Britain pressed for the insertion of an anti-slavery agreement in the 1885 Berlin Act on the partition of Africa, though it was notoriously unequally applied. As a Foreign Office official noted in 1896, Britain, “with small military means,” could only govern “countries full of Arabs…with the assistance of the Arabs.” Moreover, the partial abolition of slavery was no panacea—indeed, it gave rise to other social and economic problems. There was a huge multiplication of indentured labour, particularly of Indians shipped to theCaribbean and Africa, who were also highly exploited. Suppressing the slave trade meant at first unsaleable slaves being held by African rulers, and treated even more cruelly. Generally, the British stopped slave trading and abolished slavery as a legal status in territories they controlled in Africa and India (often with financial compensation to the slave-owners), so that slaves could free themselves—which many did. The colonial official Frederick Lugard claimed that 55,000 became free without violence in northern Nigeria between 1902 and 1917. Gradual abolition weakened the brutal hierarchies of slave-owning societies, indirectly benefiting women and the young.

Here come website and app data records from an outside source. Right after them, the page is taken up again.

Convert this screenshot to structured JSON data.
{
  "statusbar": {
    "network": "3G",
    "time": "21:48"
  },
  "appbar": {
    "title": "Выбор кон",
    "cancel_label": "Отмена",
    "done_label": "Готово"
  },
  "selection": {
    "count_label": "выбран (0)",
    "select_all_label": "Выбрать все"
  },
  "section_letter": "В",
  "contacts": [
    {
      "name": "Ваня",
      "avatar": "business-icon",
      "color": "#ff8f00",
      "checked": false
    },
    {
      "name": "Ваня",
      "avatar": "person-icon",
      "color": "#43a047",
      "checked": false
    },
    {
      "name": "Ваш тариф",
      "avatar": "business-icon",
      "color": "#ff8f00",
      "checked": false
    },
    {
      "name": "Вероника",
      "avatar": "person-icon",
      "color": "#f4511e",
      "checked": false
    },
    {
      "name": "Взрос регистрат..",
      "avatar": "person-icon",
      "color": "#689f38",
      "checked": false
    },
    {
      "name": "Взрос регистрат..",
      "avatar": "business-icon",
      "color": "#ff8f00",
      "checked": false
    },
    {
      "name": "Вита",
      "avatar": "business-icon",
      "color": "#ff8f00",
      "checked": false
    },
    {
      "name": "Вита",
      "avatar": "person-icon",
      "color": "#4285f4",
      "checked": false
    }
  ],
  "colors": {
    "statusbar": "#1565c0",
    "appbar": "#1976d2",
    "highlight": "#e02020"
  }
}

The fact that emancipation was supervised by “alien and disinterested authorities” smoothed the process.